(Phys.org)—A J-2X power pack assembly burns brightly during a hot fire test Nov. 27 at NASA's Stennis Space Center in Mississippi.
Engineers pulled the assembly from the test stand in September to install additional instrumentation in the fuel turbopump.
The test, which ran for 278 seconds, verified the newly installed strain gauges designed to measure the turbine structural strain when the turbopump is spinning at high speeds that vary between 25,000 and 30,000 rotations-per-minute.
The J-2X engine—built by Pratt & Whitney Rocketdyne of Canoga Park, Calif.—will power the upper stage of NASA's Space Launch System, managed at the Marshall Space Flight Center in Huntsville, Ala.

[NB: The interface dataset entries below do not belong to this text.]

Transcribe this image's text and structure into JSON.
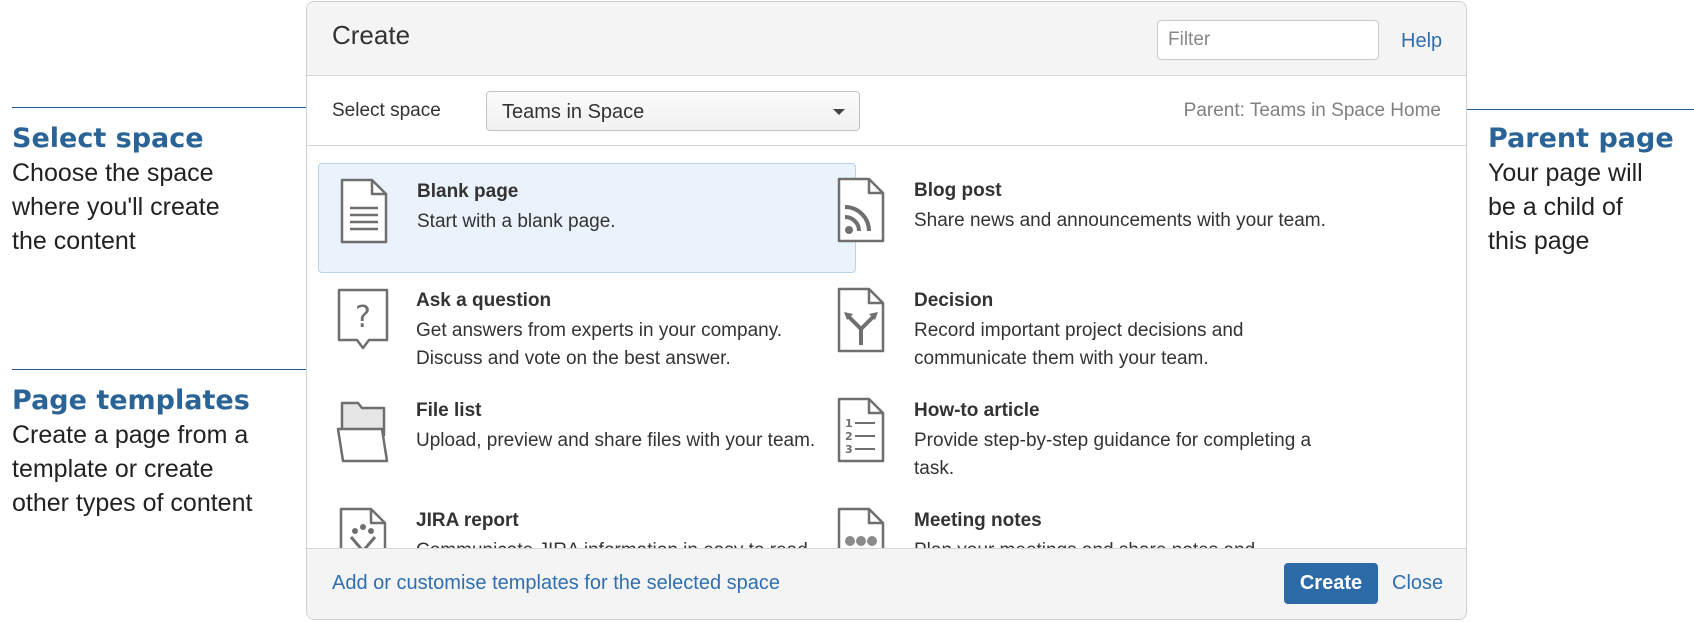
{
  "annotations": {
    "select_space": {
      "title": "Select space",
      "lines": [
        "Choose the space",
        "where you'll create",
        "the content"
      ]
    },
    "page_templates": {
      "title": "Page templates",
      "lines": [
        "Create a page from a",
        "template or create",
        "other types of content"
      ]
    },
    "parent_page": {
      "title": "Parent page",
      "lines": [
        "Your page will",
        "be a child of",
        "this page"
      ]
    }
  },
  "dialog": {
    "title": "Create",
    "filter_placeholder": "Filter",
    "help_label": "Help",
    "space_label": "Select space",
    "space_value": "Teams in Space",
    "parent_text": "Parent: Teams in Space Home",
    "templates": [
      {
        "name": "Blank page",
        "desc": "Start with a blank page.",
        "icon": "blank-page-icon",
        "selected": true
      },
      {
        "name": "Blog post",
        "desc": "Share news and announcements with your team.",
        "icon": "rss-icon"
      },
      {
        "name": "Ask a question",
        "desc": "Get answers from experts in your company. Discuss and vote on the best answer.",
        "icon": "question-icon"
      },
      {
        "name": "Decision",
        "desc": "Record important project decisions and communicate them with your team.",
        "icon": "decision-icon"
      },
      {
        "name": "File list",
        "desc": "Upload, preview and share files with your team.",
        "icon": "folder-icon"
      },
      {
        "name": "How-to article",
        "desc": "Provide step-by-step guidance for completing a task.",
        "icon": "numbered-list-icon"
      },
      {
        "name": "JIRA report",
        "desc": "Communicate JIRA information in easy to read",
        "icon": "jira-report-icon"
      },
      {
        "name": "Meeting notes",
        "desc": "Plan your meetings and share notes and",
        "icon": "meeting-notes-icon"
      }
    ],
    "footer_link": "Add or customise templates for the selected space",
    "create_label": "Create",
    "close_label": "Close"
  }
}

The new heavy-lift rocket system will launch the Orion spacecraft and enable humans to explore new destinations beyond low Earth orbit.

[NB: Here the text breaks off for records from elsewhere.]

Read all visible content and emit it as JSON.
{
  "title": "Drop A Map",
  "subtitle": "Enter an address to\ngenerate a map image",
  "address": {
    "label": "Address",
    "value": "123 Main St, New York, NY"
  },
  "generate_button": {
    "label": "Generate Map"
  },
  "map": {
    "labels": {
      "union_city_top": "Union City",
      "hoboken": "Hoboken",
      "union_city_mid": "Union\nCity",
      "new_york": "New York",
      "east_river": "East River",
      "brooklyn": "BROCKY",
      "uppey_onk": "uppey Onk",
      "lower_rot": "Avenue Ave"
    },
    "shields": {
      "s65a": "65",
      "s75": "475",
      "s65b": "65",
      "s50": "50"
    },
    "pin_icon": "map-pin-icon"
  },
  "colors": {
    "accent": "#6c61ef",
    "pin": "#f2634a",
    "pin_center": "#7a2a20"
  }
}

Explore further: Up, up and away, in the name of science education